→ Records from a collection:
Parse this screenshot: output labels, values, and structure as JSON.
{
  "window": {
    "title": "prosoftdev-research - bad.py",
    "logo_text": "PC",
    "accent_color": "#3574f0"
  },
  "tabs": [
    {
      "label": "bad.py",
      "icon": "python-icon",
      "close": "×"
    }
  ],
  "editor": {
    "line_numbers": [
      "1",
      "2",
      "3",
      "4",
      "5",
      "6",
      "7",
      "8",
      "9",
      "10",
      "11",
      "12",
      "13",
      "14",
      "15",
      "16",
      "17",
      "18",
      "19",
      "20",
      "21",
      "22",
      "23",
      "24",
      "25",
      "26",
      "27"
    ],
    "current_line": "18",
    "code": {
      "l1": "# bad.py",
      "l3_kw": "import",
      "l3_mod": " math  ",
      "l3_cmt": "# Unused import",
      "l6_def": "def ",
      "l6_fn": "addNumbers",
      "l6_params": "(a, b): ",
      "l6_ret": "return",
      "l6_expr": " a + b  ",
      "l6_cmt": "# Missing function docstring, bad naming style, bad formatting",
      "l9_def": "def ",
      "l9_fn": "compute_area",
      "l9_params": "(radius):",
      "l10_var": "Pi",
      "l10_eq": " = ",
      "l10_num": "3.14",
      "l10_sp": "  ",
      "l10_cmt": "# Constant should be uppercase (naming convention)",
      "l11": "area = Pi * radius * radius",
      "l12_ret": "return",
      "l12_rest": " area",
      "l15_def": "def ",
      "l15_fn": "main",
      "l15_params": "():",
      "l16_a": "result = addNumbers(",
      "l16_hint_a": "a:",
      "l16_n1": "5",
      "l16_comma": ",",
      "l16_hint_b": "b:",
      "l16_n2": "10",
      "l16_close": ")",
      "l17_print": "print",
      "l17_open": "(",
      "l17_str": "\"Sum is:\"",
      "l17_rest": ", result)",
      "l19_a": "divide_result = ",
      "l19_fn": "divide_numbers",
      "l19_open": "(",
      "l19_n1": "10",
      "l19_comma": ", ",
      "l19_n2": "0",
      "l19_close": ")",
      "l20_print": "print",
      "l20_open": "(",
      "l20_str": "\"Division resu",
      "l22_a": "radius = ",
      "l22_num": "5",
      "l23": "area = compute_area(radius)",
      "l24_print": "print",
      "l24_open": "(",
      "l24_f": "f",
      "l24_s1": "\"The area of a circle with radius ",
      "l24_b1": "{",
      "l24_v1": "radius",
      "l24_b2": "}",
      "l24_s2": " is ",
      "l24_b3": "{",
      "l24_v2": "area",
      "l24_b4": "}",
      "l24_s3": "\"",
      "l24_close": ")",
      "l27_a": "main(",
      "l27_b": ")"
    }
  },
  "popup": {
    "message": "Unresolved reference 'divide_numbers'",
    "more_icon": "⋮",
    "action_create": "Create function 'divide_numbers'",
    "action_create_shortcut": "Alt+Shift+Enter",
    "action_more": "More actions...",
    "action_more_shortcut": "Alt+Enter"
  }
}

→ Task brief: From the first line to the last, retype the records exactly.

→ Response for this exercise:
Parse this screenshot: output labels, values, and structure as JSON.
{
  "window": {
    "title": "prosoftdev-research - bad.py",
    "logo_text": "PC",
    "accent_color": "#3574f0"
  },
  "tabs": [
    {
      "label": "bad.py",
      "icon": "python-icon",
      "close": "×"
    }
  ],
  "editor": {
    "line_numbers": [
      "1",
      "2",
      "3",
      "4",
      "5",
      "6",
      "7",
      "8",
      "9",
      "10",
      "11",
      "12",
      "13",
      "14",
      "15",
      "16",
      "17",
      "18",
      "19",
      "20",
      "21",
      "22",
      "23",
      "24",
      "25",
      "26",
      "27"
    ],
    "current_line": "18",
    "code": {
      "l1": "# bad.py",
      "l3_kw": "import",
      "l3_mod": " math  ",
      "l3_cmt": "# Unused import",
      "l6_def": "def ",
      "l6_fn": "addNumbers",
      "l6_params": "(a, b): ",
      "l6_ret": "return",
      "l6_expr": " a + b  ",
      "l6_cmt": "# Missing function docstring, bad naming style, bad formatting",
      "l9_def": "def ",
      "l9_fn": "compute_area",
      "l9_params": "(radius):",
      "l10_var": "Pi",
      "l10_eq": " = ",
      "l10_num": "3.14",
      "l10_sp": "  ",
      "l10_cmt": "# Constant should be uppercase (naming convention)",
      "l11": "area = Pi * radius * radius",
      "l12_ret": "return",
      "l12_rest": " area",
      "l15_def": "def ",
      "l15_fn": "main",
      "l15_params": "():",
      "l16_a": "result = addNumbers(",
      "l16_hint_a": "a:",
      "l16_n1": "5",
      "l16_comma": ",",
      "l16_hint_b": "b:",
      "l16_n2": "10",
      "l16_close": ")",
      "l17_print": "print",
      "l17_open": "(",
      "l17_str": "\"Sum is:\"",
      "l17_rest": ", result)",
      "l19_a": "divide_result = ",
      "l19_fn": "divide_numbers",
      "l19_open": "(",
      "l19_n1": "10",
      "l19_comma": ", ",
      "l19_n2": "0",
      "l19_close": ")",
      "l20_print": "print",
      "l20_open": "(",
      "l20_str": "\"Division resu",
      "l22_a": "radius = ",
      "l22_num": "5",
      "l23": "area = compute_area(radius)",
      "l24_print": "print",
      "l24_open": "(",
      "l24_f": "f",
      "l24_s1": "\"The area of a circle with radius ",
      "l24_b1": "{",
      "l24_v1": "radius",
      "l24_b2": "}",
      "l24_s2": " is ",
      "l24_b3": "{",
      "l24_v2": "area",
      "l24_b4": "}",
      "l24_s3": "\"",
      "l24_close": ")",
      "l27_a": "main(",
      "l27_b": ")"
    }
  },
  "popup": {
    "message": "Unresolved reference 'divide_numbers'",
    "more_icon": "⋮",
    "action_create": "Create function 'divide_numbers'",
    "action_create_shortcut": "Alt+Shift+Enter",
    "action_more": "More actions...",
    "action_more_shortcut": "Alt+Enter"
  }
}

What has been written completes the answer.